A lake is a body of standing water with an upper surface that is exposed to the atmosphere and does not have an appreciable gradient. Ponds, marshes, and swamps with standing water can all be included under the definition of a lake. Lakes receive water from streams, overland flow, and ground water, and so they form part of drainage systems. Many lakes lose water at an outlet, where water drains over a dam—natural or constructed— to become an outflowing stream. Lakes also lose water by evaporation.
Lake basins, like stream channels, are true landforms, created by a number of geologic processes and ranging widely in size. For example, the tectonic process of crustal faulting creates large, deep lakes. Lava flows often form a dam in a river valley, causing water to back up as a lake. Landslides can also suddenly creates a lake.
Where there aren’t enough natural lakes, we create them by placing dams across the stream channels. Many regions that once had almost no lakes now have many. Some are small ponds built to serve ranches and farms, while others cover hundreds of square kilometers. In some areas, the number of artificial lakes is large enough to have significant effects on the region’s hydrologic cycle.
On a geologic time scale, lakes are short-lived features. A Lake disappears by one of two processes, or a combination of both. First, lakes that have stream outlets will be gradually drained as the outlets are eroded to lower levels. Even when the outlet lies above strong bedrock, erosion will still occur slowly over time.
Second, inorganic sediment carried by streams enters the lake and builds up, along with organic matter produced by plants and animals within the lake. Eventually, the lake fills, forming a boggy wetland with little or no free water surface.
Many former freshwater ponds have become partially or entirely filled by organic matter from the growth and decay of water-loving plants.
A Lake can also disappear when the climate changes.
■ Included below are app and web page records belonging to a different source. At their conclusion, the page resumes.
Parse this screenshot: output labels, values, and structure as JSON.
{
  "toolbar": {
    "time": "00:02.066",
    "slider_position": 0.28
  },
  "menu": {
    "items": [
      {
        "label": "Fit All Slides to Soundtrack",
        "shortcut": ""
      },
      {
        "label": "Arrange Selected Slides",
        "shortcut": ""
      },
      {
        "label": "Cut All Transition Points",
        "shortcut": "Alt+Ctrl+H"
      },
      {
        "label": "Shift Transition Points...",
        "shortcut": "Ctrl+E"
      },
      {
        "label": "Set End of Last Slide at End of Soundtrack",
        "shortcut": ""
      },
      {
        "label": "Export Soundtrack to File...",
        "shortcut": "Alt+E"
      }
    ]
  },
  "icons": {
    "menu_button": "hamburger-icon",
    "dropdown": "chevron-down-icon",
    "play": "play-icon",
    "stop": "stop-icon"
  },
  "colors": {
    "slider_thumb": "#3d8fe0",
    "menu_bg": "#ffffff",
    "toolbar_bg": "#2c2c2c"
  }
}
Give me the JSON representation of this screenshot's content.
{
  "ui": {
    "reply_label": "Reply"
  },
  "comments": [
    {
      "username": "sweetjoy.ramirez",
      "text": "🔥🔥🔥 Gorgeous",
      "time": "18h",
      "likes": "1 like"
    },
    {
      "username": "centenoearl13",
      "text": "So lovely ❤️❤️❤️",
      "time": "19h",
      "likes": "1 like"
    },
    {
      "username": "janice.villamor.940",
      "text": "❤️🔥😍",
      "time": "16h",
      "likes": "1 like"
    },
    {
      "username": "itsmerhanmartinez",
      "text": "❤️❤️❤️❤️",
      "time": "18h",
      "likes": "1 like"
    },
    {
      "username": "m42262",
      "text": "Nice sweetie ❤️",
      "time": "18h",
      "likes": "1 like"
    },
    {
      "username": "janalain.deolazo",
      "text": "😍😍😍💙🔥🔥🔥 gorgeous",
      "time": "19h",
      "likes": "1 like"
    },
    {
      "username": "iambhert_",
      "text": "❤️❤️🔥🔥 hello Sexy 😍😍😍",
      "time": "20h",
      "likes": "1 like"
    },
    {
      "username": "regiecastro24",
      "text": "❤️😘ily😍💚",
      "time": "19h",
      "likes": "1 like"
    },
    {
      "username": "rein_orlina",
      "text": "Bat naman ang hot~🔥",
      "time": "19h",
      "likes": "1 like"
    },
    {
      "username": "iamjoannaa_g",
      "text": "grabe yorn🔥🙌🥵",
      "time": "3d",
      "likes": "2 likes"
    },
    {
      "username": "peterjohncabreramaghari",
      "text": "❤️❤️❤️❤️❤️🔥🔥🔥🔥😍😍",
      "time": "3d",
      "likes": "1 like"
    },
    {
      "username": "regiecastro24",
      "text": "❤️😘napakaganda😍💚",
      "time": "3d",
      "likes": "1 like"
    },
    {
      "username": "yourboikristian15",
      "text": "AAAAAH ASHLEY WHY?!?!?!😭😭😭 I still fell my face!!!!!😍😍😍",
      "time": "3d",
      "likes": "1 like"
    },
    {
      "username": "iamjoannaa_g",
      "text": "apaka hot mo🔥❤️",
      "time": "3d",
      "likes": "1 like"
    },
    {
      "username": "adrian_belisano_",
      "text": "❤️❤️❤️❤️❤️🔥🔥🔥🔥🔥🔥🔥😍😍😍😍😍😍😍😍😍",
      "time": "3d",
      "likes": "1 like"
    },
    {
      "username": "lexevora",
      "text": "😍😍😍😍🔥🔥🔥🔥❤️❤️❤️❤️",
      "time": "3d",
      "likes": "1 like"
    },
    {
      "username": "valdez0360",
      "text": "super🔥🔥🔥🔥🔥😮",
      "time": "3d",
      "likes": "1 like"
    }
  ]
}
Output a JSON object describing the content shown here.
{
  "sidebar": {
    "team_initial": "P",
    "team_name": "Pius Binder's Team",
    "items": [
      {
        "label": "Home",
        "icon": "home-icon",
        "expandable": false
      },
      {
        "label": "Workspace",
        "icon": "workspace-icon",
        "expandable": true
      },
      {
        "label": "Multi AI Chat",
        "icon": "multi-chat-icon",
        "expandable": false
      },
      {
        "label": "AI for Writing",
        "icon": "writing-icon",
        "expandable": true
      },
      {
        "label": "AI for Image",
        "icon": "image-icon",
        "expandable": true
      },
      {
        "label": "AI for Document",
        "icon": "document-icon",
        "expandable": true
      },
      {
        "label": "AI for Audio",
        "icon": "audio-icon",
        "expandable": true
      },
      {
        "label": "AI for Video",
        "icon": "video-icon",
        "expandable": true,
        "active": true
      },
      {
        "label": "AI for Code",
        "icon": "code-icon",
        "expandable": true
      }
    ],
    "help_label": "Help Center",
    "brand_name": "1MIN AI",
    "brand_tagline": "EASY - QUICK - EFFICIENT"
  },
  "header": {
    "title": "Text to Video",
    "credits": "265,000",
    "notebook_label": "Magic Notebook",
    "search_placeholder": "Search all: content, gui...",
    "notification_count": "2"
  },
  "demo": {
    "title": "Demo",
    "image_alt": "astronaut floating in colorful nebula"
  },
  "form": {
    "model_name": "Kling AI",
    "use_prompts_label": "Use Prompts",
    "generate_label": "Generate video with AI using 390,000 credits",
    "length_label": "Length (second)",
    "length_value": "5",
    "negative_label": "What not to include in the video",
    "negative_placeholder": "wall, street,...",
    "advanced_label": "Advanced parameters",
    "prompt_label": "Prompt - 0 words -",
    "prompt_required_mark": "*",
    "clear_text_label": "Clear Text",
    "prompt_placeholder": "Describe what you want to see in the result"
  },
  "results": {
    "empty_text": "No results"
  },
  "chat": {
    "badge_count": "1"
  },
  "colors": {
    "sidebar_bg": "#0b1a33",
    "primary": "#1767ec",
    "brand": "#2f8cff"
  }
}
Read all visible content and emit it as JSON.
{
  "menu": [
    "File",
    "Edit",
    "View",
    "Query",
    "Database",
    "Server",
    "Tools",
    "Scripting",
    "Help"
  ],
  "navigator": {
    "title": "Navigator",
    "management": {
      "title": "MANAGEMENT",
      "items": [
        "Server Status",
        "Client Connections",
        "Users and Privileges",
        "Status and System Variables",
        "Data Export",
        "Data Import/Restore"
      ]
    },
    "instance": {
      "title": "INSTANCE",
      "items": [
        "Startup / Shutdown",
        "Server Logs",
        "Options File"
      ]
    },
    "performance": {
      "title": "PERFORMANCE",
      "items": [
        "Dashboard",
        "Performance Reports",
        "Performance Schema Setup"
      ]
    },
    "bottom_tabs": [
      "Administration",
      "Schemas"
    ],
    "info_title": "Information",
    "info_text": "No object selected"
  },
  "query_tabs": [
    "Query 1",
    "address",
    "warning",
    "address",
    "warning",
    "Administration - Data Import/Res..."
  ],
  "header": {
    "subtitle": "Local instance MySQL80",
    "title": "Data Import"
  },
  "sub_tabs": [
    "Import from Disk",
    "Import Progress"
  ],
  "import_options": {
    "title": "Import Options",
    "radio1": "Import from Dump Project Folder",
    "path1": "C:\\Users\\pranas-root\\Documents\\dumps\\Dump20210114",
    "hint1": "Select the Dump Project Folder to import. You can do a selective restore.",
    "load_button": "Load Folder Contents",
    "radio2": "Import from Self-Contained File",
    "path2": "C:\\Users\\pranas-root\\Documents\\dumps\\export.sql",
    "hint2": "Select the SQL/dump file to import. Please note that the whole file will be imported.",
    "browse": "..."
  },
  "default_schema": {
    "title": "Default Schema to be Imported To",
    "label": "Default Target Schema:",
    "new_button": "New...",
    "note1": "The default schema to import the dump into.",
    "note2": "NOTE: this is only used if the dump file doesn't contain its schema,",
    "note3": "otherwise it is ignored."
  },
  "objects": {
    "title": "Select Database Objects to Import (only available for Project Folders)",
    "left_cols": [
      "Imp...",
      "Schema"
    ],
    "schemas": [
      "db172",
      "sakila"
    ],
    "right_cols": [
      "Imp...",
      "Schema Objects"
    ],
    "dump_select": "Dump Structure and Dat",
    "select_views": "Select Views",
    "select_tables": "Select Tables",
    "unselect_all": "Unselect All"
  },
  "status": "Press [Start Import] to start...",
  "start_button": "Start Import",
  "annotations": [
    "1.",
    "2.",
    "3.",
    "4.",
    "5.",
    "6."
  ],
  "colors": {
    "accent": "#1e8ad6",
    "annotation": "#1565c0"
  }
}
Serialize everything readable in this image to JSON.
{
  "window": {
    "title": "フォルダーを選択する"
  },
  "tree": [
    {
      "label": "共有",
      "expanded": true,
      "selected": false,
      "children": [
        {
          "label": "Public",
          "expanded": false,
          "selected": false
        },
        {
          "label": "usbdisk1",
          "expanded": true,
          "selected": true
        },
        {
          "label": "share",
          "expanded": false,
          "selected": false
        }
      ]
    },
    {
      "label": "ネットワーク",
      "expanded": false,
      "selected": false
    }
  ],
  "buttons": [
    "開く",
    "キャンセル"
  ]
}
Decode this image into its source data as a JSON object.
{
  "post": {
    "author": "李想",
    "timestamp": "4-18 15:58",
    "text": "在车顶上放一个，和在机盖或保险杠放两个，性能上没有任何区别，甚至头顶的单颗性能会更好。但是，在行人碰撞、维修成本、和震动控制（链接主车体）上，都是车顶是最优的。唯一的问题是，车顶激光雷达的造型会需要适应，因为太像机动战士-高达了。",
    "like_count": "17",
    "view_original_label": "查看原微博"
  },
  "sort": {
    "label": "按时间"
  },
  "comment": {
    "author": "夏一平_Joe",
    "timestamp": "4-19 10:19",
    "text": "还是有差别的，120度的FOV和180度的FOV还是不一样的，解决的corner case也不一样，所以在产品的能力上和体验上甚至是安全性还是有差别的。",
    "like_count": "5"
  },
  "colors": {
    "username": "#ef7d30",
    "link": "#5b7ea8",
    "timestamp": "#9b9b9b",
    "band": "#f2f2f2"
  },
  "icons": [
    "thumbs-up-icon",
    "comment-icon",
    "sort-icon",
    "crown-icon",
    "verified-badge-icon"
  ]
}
If precipitation is reduced, or temperatures and net radiation increase, evaporation can exceed input and the lake will dry up. The water level of lakes and ponds in moist climates closely coincides with the surrounding water table.